Paintings of people from this world became a specialized type of genre painting in the 17th century. For the first time in Japan's history, commoners had enough money to commission works that reflected their own interests and activities. They patronized artists who created a new style based on sinuous lines and bright colors that featured subjects wearing the most up-to-date fashions and hairstyles.
Soon, these artists also did woodblock prints as inexpensive alternatives to paintings, making ukiyo-e available to everyone. At first, they used only black ink for their images, but by the 1760s they had developed techniques for printing up to twenty colors. They called these works nishiki-e, or brocade prints.
The realization of any print, however, depended on a collaboration: of a publisher, who funded the project; an artist, who designed the image; and block carvers and printers, who produced it. This division of labor, in fact, led to a high degree of technical perfection. While demand for images of beautiful women and dashing Kabuki actors remained strong throughout the 18th century, artists in the 19th century expanded the ukiyo-e repertoire to include landscapes, birds-and-flowers, legendary heroes, and even ghoulish themes.

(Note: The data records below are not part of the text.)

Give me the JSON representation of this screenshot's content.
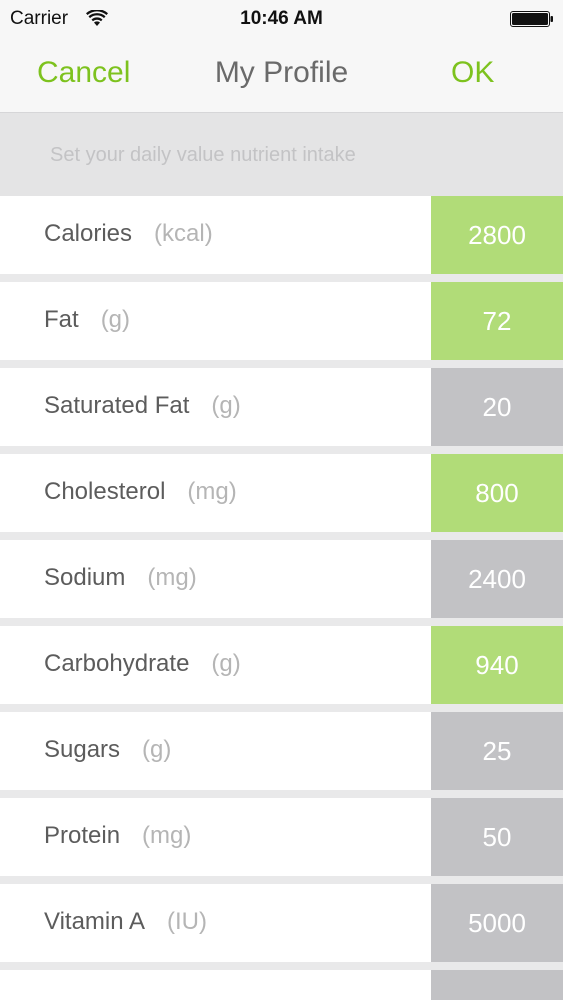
{
  "status_bar": {
    "carrier": "Carrier",
    "time": "10:46 AM",
    "wifi_icon": "wifi-icon",
    "battery_icon": "battery-full-icon"
  },
  "nav": {
    "cancel": "Cancel",
    "title": "My Profile",
    "ok": "OK"
  },
  "hint": "Set your daily value nutrient intake",
  "colors": {
    "accent_green": "#7dc21e",
    "value_green": "#b1dc78",
    "value_gray": "#c2c2c5"
  },
  "nutrients": [
    {
      "name": "Calories",
      "unit": "(kcal)",
      "value": "2800",
      "state": "green"
    },
    {
      "name": "Fat",
      "unit": "(g)",
      "value": "72",
      "state": "green"
    },
    {
      "name": "Saturated Fat",
      "unit": "(g)",
      "value": "20",
      "state": "gray"
    },
    {
      "name": "Cholesterol",
      "unit": "(mg)",
      "value": "800",
      "state": "green"
    },
    {
      "name": "Sodium",
      "unit": "(mg)",
      "value": "2400",
      "state": "gray"
    },
    {
      "name": "Carbohydrate",
      "unit": "(g)",
      "value": "940",
      "state": "green"
    },
    {
      "name": "Sugars",
      "unit": "(g)",
      "value": "25",
      "state": "gray"
    },
    {
      "name": "Protein",
      "unit": "(mg)",
      "value": "50",
      "state": "gray"
    },
    {
      "name": "Vitamin A",
      "unit": "(IU)",
      "value": "5000",
      "state": "gray"
    }
  ]
}
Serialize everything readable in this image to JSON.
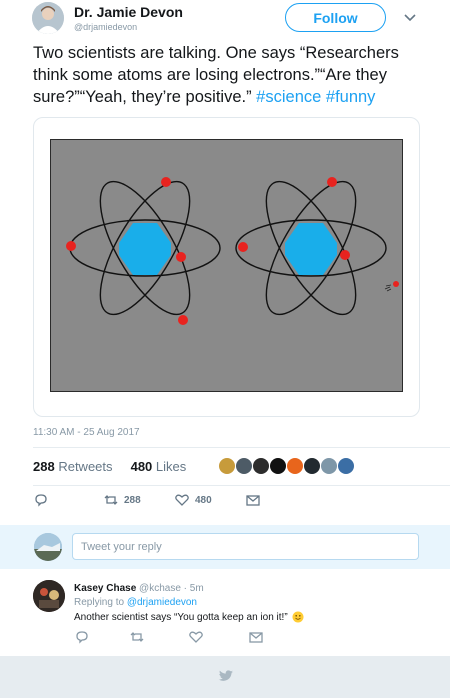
{
  "tweet": {
    "author_name": "Dr. Jamie Devon",
    "author_handle": "@drjamiedevon",
    "follow_label": "Follow",
    "text_main": "Two scientists are talking. One says “Researchers think some atoms are losing electrons.”“Are they sure?”“Yeah, they’re positive.” ",
    "hashtags": [
      "#science",
      "#funny"
    ],
    "timestamp": "11:30 AM - 25 Aug 2017",
    "retweet_count": "288",
    "retweet_label": "Retweets",
    "like_count": "480",
    "like_label": "Likes",
    "action_retweet_count": "288",
    "action_like_count": "480",
    "media_icon": "atom-illustration"
  },
  "reply_box": {
    "placeholder": "Tweet your reply"
  },
  "reply": {
    "name": "Kasey Chase",
    "handle": "@kchase",
    "separator": "·",
    "time": "5m",
    "replying_prefix": "Replying to",
    "replying_to": "@drjamiedevon",
    "text": "Another scientist says “You gotta keep an ion it!”"
  },
  "colors": {
    "accent": "#1da1f2",
    "text": "#14171a",
    "muted": "#8899a6",
    "nucleus": "#19aeea",
    "electron": "#e8231f",
    "canvas_bg": "#8a8a8a"
  },
  "icons": [
    "chevron-down-icon",
    "reply-icon",
    "retweet-icon",
    "heart-icon",
    "message-icon",
    "smile-emoji-icon",
    "twitter-bird-icon"
  ]
}
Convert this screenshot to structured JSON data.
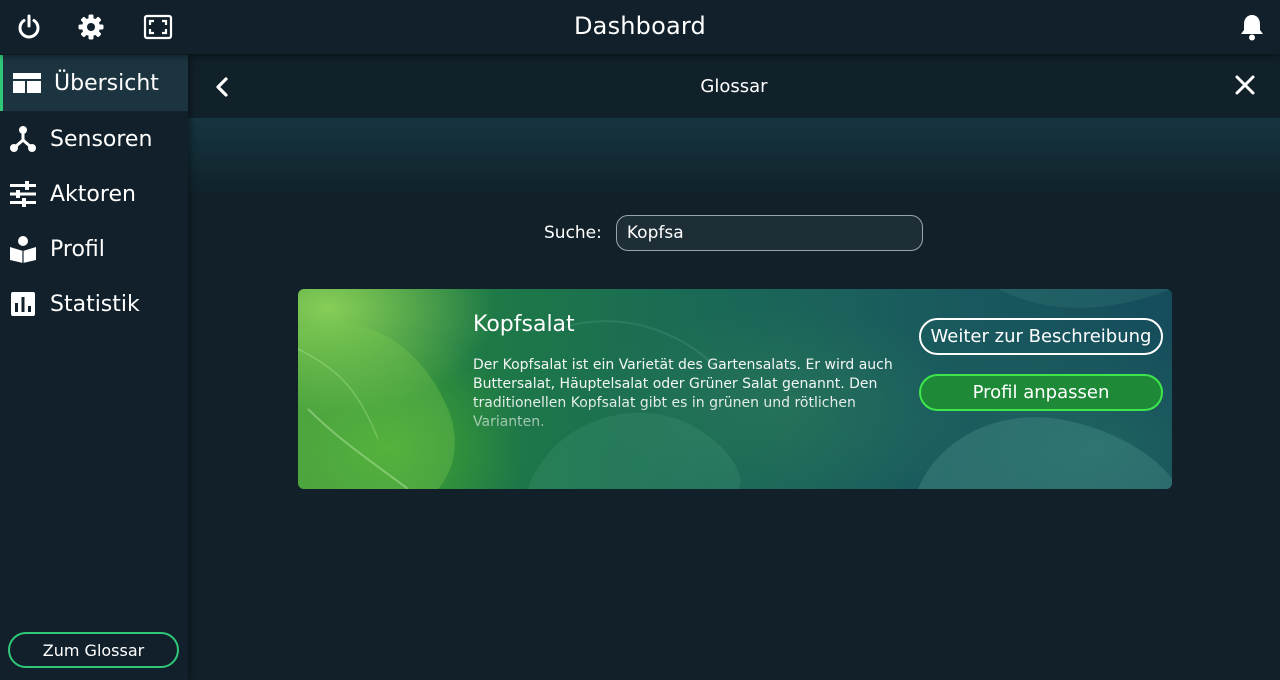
{
  "topbar": {
    "title": "Dashboard",
    "icons": [
      "power-icon",
      "gear-icon",
      "fullscreen-icon",
      "bell-icon"
    ]
  },
  "sidebar": {
    "items": [
      {
        "label": "Übersicht",
        "icon": "overview-icon",
        "active": true
      },
      {
        "label": "Sensoren",
        "icon": "sensor-icon",
        "active": false
      },
      {
        "label": "Aktoren",
        "icon": "sliders-icon",
        "active": false
      },
      {
        "label": "Profil",
        "icon": "reading-person-icon",
        "active": false
      },
      {
        "label": "Statistik",
        "icon": "bar-chart-icon",
        "active": false
      }
    ],
    "glossar_button": "Zum Glossar"
  },
  "subheader": {
    "title": "Glossar"
  },
  "search": {
    "label": "Suche:",
    "value": "Kopfsa"
  },
  "card": {
    "title": "Kopfsalat",
    "description": "Der Kopfsalat ist ein Varietät des Gartensalats. Er wird auch Buttersalat, Häuptelsalat oder Grüner Salat genannt. Den traditionellen Kopfsalat gibt es in grünen und rötlichen Varianten.",
    "button_description": "Weiter zur Beschreibung",
    "button_profile": "Profil anpassen"
  },
  "colors": {
    "background": "#122129",
    "accent": "#30c878",
    "button_green": "#1e8a38",
    "button_green_border": "#3ee64c"
  }
}
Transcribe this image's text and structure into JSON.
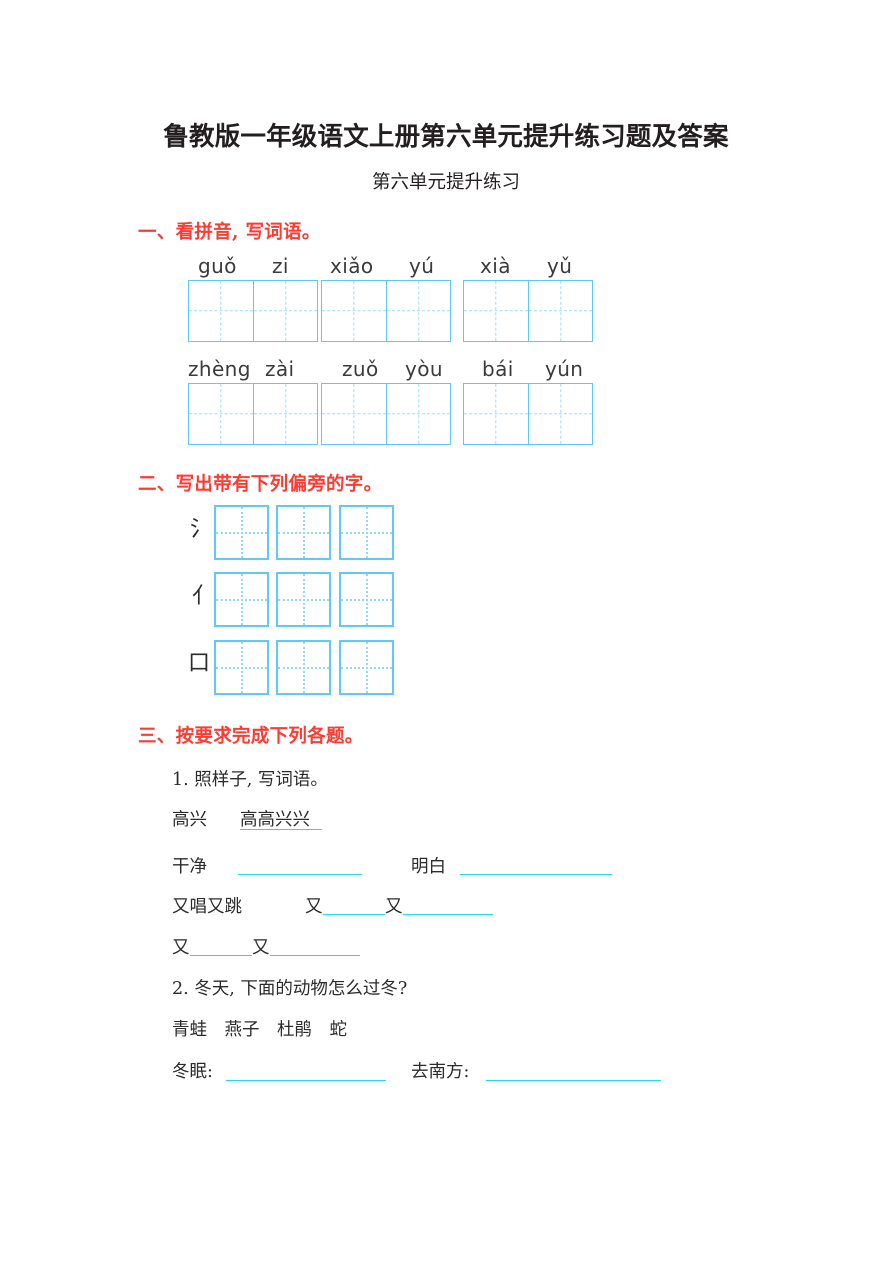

For the first time in Japanese history, a rising class of city dwellers had the financial means to support an art of their own - an art which reflected their interests and tastes